**WORK TASK:**
Within the lines below, find those that hold the string "true" and copy each one.

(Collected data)
%%
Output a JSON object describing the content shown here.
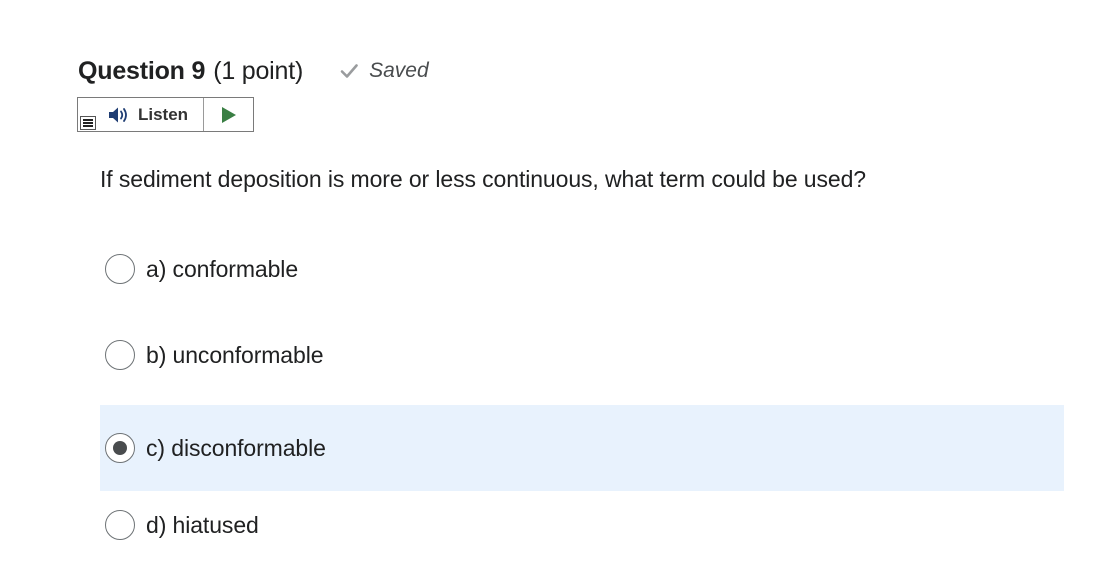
{
  "question": {
    "title": "Question 9",
    "points": "(1 point)",
    "saved_label": "Saved",
    "saved_icon": "checkmark-icon",
    "text": "If sediment deposition is more or less continuous, what term could be used?"
  },
  "listen": {
    "label": "Listen",
    "speaker_icon": "speaker-icon",
    "play_icon": "play-icon",
    "menu_icon": "menu-icon",
    "play_color": "#3a7f44"
  },
  "options": [
    {
      "label": "a) conformable",
      "selected": false
    },
    {
      "label": "b) unconformable",
      "selected": false
    },
    {
      "label": "c) disconformable",
      "selected": true
    },
    {
      "label": "d) hiatused",
      "selected": false
    }
  ],
  "colors": {
    "selected_background": "#e8f2fd",
    "text": "#202122",
    "muted": "#494c4e"
  }
}
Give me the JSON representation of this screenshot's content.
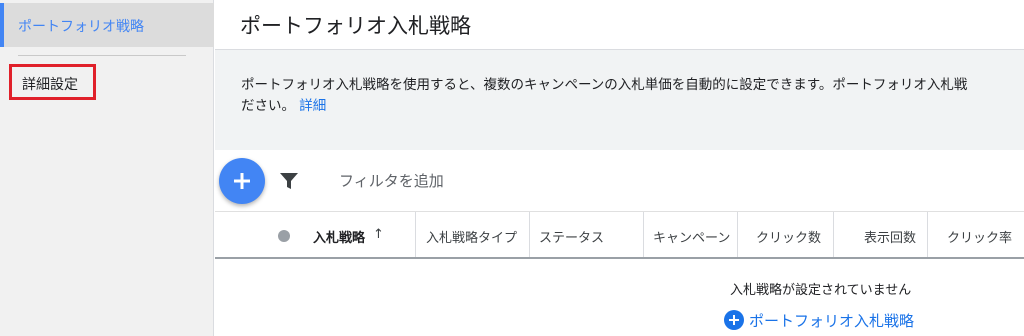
{
  "sidebar": {
    "items": [
      {
        "label": "ポートフォリオ戦略",
        "active": true
      },
      {
        "label": "詳細設定",
        "highlighted": true
      }
    ]
  },
  "header": {
    "title": "ポートフォリオ入札戦略"
  },
  "info": {
    "line1": "ポートフォリオ入札戦略を使用すると、複数のキャンペーンの入札単価を自動的に設定できます。ポートフォリオ入札戦",
    "line2": "ださい。",
    "link": "詳細"
  },
  "toolbar": {
    "add_icon": "plus-icon",
    "filter_icon": "filter-icon",
    "filter_text": "フィルタを追加"
  },
  "table": {
    "columns": [
      "入札戦略",
      "入札戦略タイプ",
      "ステータス",
      "キャンペーン",
      "クリック数",
      "表示回数",
      "クリック率"
    ],
    "sort_indicator": "↑",
    "empty_message": "入札戦略が設定されていません",
    "add_label": "ポートフォリオ入札戦略"
  },
  "colors": {
    "accent": "#4285f4",
    "link": "#1a73e8",
    "highlight_border": "#e0202a"
  }
}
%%
**RESPONSE TO THIS EXERCISE:**
      "selected": true
        "active": true
        "highlighted": true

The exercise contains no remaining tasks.